On the day I recorded my vocals for “Bubbles,” I found out that Frank Sinatra had used the same microphone that I was using. In that moment, I suddenly stood differently. Little things like that just make you think: Why shouldn’t we try and write a song or make a record that’s as important as a fucking Frank Sinatra record or a Guns N’ Roses record or a Dr. Dre record? Why should you put limitations on yourself just because you’ve been conditioned to do so? There is a liberation to recording in America that I love.
Biffy Clyro start their tour April 17. Tickets are on sale now.
Biffy Clyro tour dates
04/17 – Chicago, IL @ House of Blues
04/19 – Washington, DC @ 930 Club
04/20 – Boston, MA @ Big Night Live
04/22 – Toronto, ON @ History
04/24 – New York, NY @ Irving Plaza
04/25 – Philadelphia, PA @ Union Transfer
04/27 – Columbus, OH @ Newport Music Hall
04/28 – Nashville, TN @ Brooklyn Bowl
04/29 – Atlanta, GA @ Shaky Knees Festival
05/01 – Dallas, TX @ The Echo Lounge & Music Hall
05/03 – Phoenix, AZ @ Marquee
05/04 – Las Vegas, NV @ House of Blues
05/06 – San Francisco, CA @ The Fillmore
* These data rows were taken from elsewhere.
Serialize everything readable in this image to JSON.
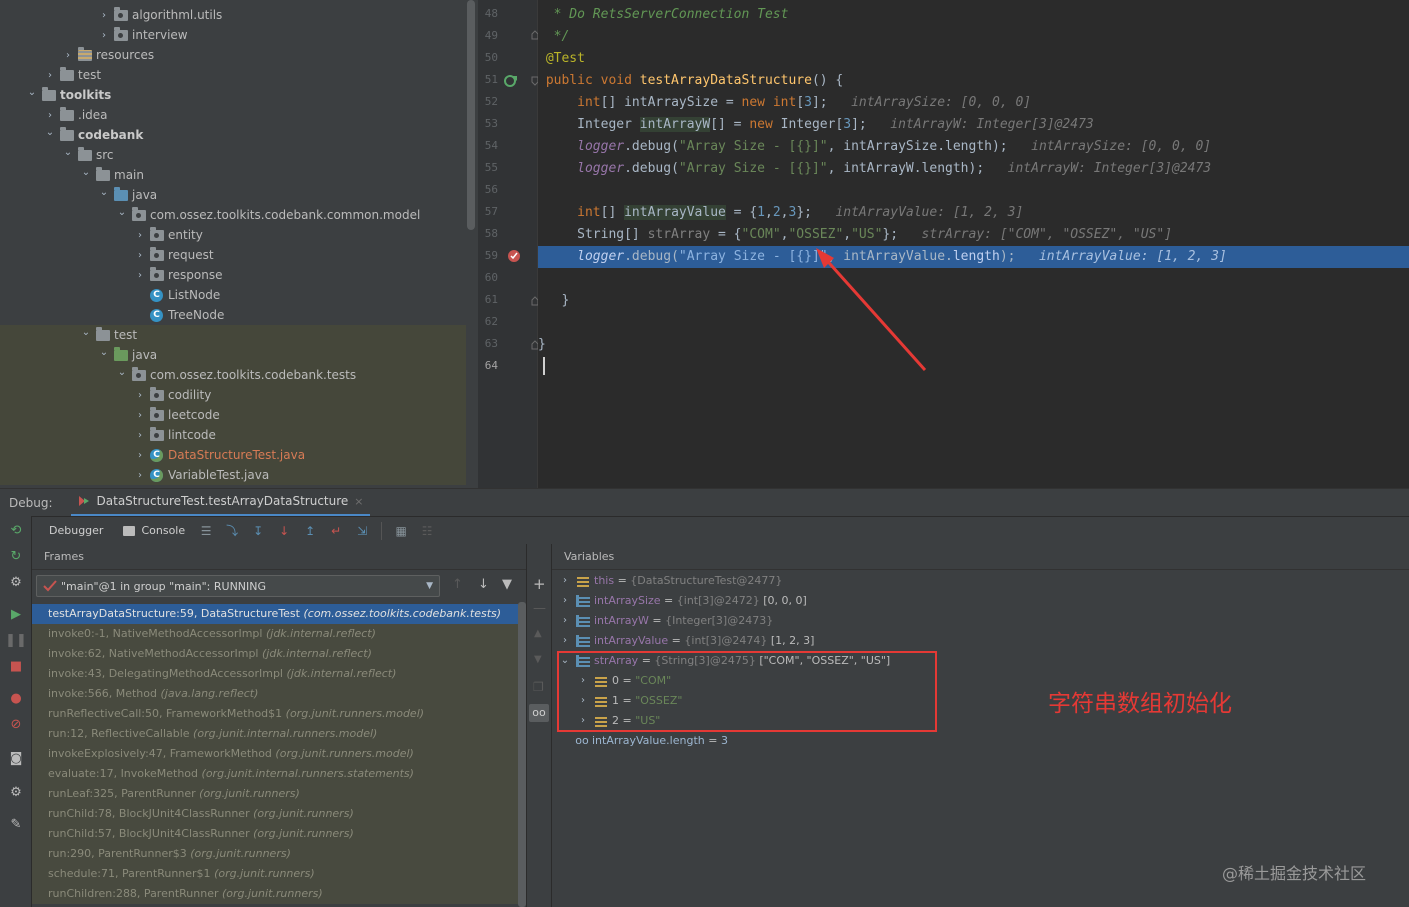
{
  "project_tree": {
    "rows": [
      {
        "label": "algorithml.utils",
        "indent": 6,
        "icon": "package",
        "chev": "›"
      },
      {
        "label": "interview",
        "indent": 6,
        "icon": "package",
        "chev": "›"
      },
      {
        "label": "resources",
        "indent": 4,
        "icon": "resources",
        "chev": "›"
      },
      {
        "label": "test",
        "indent": 3,
        "icon": "folder",
        "chev": "›"
      },
      {
        "label": "toolkits",
        "indent": 2,
        "icon": "module",
        "chev": "⌄",
        "bold": true
      },
      {
        "label": ".idea",
        "indent": 3,
        "icon": "folder",
        "chev": "›"
      },
      {
        "label": "codebank",
        "indent": 3,
        "icon": "module",
        "chev": "⌄",
        "bold": true
      },
      {
        "label": "src",
        "indent": 4,
        "icon": "folder",
        "chev": "⌄"
      },
      {
        "label": "main",
        "indent": 5,
        "icon": "folder",
        "chev": "⌄"
      },
      {
        "label": "java",
        "indent": 6,
        "icon": "source",
        "chev": "⌄"
      },
      {
        "label": "com.ossez.toolkits.codebank.common.model",
        "indent": 7,
        "icon": "package",
        "chev": "⌄"
      },
      {
        "label": "entity",
        "indent": 8,
        "icon": "package",
        "chev": "›"
      },
      {
        "label": "request",
        "indent": 8,
        "icon": "package",
        "chev": "›"
      },
      {
        "label": "response",
        "indent": 8,
        "icon": "package",
        "chev": "›"
      },
      {
        "label": "ListNode",
        "indent": 8,
        "icon": "class",
        "chev": ""
      },
      {
        "label": "TreeNode",
        "indent": 8,
        "icon": "class",
        "chev": ""
      },
      {
        "label": "test",
        "indent": 5,
        "icon": "folder",
        "chev": "⌄",
        "test": true
      },
      {
        "label": "java",
        "indent": 6,
        "icon": "testsource",
        "chev": "⌄",
        "test": true
      },
      {
        "label": "com.ossez.toolkits.codebank.tests",
        "indent": 7,
        "icon": "package",
        "chev": "⌄",
        "test": true
      },
      {
        "label": "codility",
        "indent": 8,
        "icon": "package",
        "chev": "›",
        "test": true
      },
      {
        "label": "leetcode",
        "indent": 8,
        "icon": "package",
        "chev": "›",
        "test": true
      },
      {
        "label": "lintcode",
        "indent": 8,
        "icon": "package",
        "chev": "›",
        "test": true
      },
      {
        "label": "DataStructureTest.java",
        "indent": 8,
        "icon": "testclass",
        "chev": "›",
        "test": true,
        "red": true
      },
      {
        "label": "VariableTest.java",
        "indent": 8,
        "icon": "testclass",
        "chev": "›",
        "test": true
      }
    ]
  },
  "editor": {
    "line_numbers": [
      "48",
      "49",
      "50",
      "51",
      "52",
      "53",
      "54",
      "55",
      "56",
      "57",
      "58",
      "59",
      "60",
      "61",
      "62",
      "63",
      "64"
    ],
    "current_line": "64",
    "breakpoint_line": "59"
  },
  "debug": {
    "label": "Debug:",
    "session_tab": "DataStructureTest.testArrayDataStructure",
    "tab_debugger": "Debugger",
    "tab_console": "Console",
    "frames_title": "Frames",
    "variables_title": "Variables",
    "thread_select": "\"main\"@1 in group \"main\": RUNNING",
    "frames": [
      {
        "method": "testArrayDataStructure:59, DataStructureTest",
        "pkg": "(com.ossez.toolkits.codebank.tests)",
        "selected": true
      },
      {
        "method": "invoke0:-1, NativeMethodAccessorImpl",
        "pkg": "(jdk.internal.reflect)"
      },
      {
        "method": "invoke:62, NativeMethodAccessorImpl",
        "pkg": "(jdk.internal.reflect)"
      },
      {
        "method": "invoke:43, DelegatingMethodAccessorImpl",
        "pkg": "(jdk.internal.reflect)"
      },
      {
        "method": "invoke:566, Method",
        "pkg": "(java.lang.reflect)"
      },
      {
        "method": "runReflectiveCall:50, FrameworkMethod$1",
        "pkg": "(org.junit.runners.model)"
      },
      {
        "method": "run:12, ReflectiveCallable",
        "pkg": "(org.junit.internal.runners.model)"
      },
      {
        "method": "invokeExplosively:47, FrameworkMethod",
        "pkg": "(org.junit.runners.model)"
      },
      {
        "method": "evaluate:17, InvokeMethod",
        "pkg": "(org.junit.internal.runners.statements)"
      },
      {
        "method": "runLeaf:325, ParentRunner",
        "pkg": "(org.junit.runners)"
      },
      {
        "method": "runChild:78, BlockJUnit4ClassRunner",
        "pkg": "(org.junit.runners)"
      },
      {
        "method": "runChild:57, BlockJUnit4ClassRunner",
        "pkg": "(org.junit.runners)"
      },
      {
        "method": "run:290, ParentRunner$3",
        "pkg": "(org.junit.runners)"
      },
      {
        "method": "schedule:71, ParentRunner$1",
        "pkg": "(org.junit.runners)"
      },
      {
        "method": "runChildren:288, ParentRunner",
        "pkg": "(org.junit.runners)"
      }
    ],
    "variables": [
      {
        "name": "this",
        "type": "{DataStructureTest@2477}",
        "value": "",
        "icon": "field",
        "chev": "›",
        "indent": 0
      },
      {
        "name": "intArraySize",
        "type": "{int[3]@2472}",
        "value": "[0, 0, 0]",
        "icon": "array",
        "chev": "›",
        "indent": 0
      },
      {
        "name": "intArrayW",
        "type": "{Integer[3]@2473}",
        "value": "",
        "icon": "array",
        "chev": "›",
        "indent": 0
      },
      {
        "name": "intArrayValue",
        "type": "{int[3]@2474}",
        "value": "[1, 2, 3]",
        "icon": "array",
        "chev": "›",
        "indent": 0
      },
      {
        "name": "strArray",
        "type": "{String[3]@2475}",
        "value": "[\"COM\", \"OSSEZ\", \"US\"]",
        "icon": "array",
        "chev": "⌄",
        "indent": 0
      },
      {
        "name": "0",
        "type": "",
        "value": "\"COM\"",
        "icon": "field",
        "chev": "›",
        "indent": 1,
        "str": true
      },
      {
        "name": "1",
        "type": "",
        "value": "\"OSSEZ\"",
        "icon": "field",
        "chev": "›",
        "indent": 1,
        "str": true
      },
      {
        "name": "2",
        "type": "",
        "value": "\"US\"",
        "icon": "field",
        "chev": "›",
        "indent": 1,
        "str": true
      },
      {
        "name": "intArrayValue.length",
        "type": "",
        "value": "3",
        "icon": "watch",
        "chev": "",
        "indent": 0,
        "watch": true
      }
    ]
  },
  "annotation": {
    "text": "字符串数组初始化",
    "color": "#e53935"
  },
  "watermark": "@稀土掘金技术社区",
  "colors": {
    "selection": "#2d5d98",
    "annotation_box": "#e53935"
  }
}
05/07 – San Diego, CA @ Music Box
05/09 – Los Angeles, CA @ Belasco
The post Biffy Clyro: “We want to put on a show that can change someone’s life” appeared first on Alternative Press Magazine.